Work instruction: Could you write out exactly the lines from the one that contains "Enumerate this screenshot's" through the last line of the listing below, both included and nothing more?

Data listing:

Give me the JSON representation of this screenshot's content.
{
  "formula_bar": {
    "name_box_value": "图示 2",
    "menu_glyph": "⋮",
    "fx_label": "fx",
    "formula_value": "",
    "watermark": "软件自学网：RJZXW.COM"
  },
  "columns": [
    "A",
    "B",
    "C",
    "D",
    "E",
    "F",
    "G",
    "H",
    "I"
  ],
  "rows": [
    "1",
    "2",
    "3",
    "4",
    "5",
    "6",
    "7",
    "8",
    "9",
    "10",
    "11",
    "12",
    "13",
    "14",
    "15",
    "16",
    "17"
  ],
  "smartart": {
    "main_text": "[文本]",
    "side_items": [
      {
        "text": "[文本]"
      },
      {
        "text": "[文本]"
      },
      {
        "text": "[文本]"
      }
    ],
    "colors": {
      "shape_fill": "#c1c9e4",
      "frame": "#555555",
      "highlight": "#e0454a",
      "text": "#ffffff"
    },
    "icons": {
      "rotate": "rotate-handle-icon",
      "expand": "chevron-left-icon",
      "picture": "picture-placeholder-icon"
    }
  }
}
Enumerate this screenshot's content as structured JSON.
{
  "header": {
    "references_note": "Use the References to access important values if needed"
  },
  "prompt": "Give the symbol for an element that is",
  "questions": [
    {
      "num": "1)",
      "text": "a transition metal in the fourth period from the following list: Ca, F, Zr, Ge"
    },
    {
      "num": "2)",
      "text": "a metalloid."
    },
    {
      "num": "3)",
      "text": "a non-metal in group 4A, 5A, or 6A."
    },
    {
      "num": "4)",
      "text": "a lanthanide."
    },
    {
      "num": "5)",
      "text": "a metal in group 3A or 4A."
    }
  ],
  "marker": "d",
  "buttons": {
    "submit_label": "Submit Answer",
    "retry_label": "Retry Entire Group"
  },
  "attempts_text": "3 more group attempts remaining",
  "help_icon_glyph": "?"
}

Answer for the task:
Enumerate this screenshot's content as structured JSON.
{
  "header": {
    "references_note": "Use the References to access important values if needed"
  },
  "prompt": "Give the symbol for an element that is",
  "questions": [
    {
      "num": "1)",
      "text": "a transition metal in the fourth period from the following list: Ca, F, Zr, Ge"
    },
    {
      "num": "2)",
      "text": "a metalloid."
    },
    {
      "num": "3)",
      "text": "a non-metal in group 4A, 5A, or 6A."
    },
    {
      "num": "4)",
      "text": "a lanthanide."
    },
    {
      "num": "5)",
      "text": "a metal in group 3A or 4A."
    }
  ],
  "marker": "d",
  "buttons": {
    "submit_label": "Submit Answer",
    "retry_label": "Retry Entire Group"
  },
  "attempts_text": "3 more group attempts remaining",
  "help_icon_glyph": "?"
}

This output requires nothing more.